Each line of the data below that carries the word "summary" needs to be copied.

== Segment start ==

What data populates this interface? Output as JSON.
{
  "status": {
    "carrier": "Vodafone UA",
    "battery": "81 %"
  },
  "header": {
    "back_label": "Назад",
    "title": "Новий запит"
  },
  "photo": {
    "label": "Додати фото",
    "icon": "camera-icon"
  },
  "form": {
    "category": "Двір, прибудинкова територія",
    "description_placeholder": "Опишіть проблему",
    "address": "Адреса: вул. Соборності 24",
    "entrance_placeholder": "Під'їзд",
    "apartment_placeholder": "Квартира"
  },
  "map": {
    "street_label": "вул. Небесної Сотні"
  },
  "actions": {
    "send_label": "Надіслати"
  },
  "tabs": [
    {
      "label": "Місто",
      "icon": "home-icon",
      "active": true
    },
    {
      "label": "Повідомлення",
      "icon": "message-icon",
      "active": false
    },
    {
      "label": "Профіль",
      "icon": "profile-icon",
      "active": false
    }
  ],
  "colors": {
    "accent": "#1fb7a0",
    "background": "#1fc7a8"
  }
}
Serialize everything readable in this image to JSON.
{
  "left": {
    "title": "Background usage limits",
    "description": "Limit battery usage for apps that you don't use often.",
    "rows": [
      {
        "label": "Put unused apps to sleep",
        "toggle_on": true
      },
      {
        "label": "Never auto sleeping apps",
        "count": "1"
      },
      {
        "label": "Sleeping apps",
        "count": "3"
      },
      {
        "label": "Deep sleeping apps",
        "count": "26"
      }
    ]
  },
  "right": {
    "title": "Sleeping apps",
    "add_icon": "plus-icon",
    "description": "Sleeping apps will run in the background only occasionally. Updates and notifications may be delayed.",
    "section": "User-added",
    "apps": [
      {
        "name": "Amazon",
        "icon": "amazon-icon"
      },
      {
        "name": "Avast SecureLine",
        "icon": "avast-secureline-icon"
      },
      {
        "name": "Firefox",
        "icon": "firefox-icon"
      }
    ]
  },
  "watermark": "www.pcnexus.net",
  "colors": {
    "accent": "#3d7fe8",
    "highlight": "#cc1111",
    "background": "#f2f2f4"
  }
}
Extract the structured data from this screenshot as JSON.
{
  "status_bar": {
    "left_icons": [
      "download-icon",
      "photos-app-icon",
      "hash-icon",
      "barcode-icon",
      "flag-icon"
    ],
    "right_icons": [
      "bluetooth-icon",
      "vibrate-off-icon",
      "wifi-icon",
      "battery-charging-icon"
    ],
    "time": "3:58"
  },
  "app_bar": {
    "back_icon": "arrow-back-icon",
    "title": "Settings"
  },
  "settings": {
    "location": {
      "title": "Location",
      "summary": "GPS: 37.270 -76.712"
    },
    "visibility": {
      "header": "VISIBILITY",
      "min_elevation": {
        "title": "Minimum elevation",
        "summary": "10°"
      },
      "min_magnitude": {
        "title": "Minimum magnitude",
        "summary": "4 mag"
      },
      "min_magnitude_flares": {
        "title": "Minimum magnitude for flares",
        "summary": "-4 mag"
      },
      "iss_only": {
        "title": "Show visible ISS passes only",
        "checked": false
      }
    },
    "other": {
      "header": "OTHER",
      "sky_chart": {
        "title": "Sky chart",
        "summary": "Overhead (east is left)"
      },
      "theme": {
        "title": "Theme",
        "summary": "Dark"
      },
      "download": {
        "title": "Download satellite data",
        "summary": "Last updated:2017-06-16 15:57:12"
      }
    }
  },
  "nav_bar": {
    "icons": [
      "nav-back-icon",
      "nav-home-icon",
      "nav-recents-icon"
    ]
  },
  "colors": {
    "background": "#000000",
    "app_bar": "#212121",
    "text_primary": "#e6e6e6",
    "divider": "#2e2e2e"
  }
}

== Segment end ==

**Your response:**
      "summary": "GPS: 37.270 -76.712"
        "summary": "10°"
        "summary": "4 mag"
        "summary": "-4 mag"
        "summary": "Overhead (east is left)"
        "summary": "Dark"
        "summary": "Last updated:2017-06-16 15:57:12"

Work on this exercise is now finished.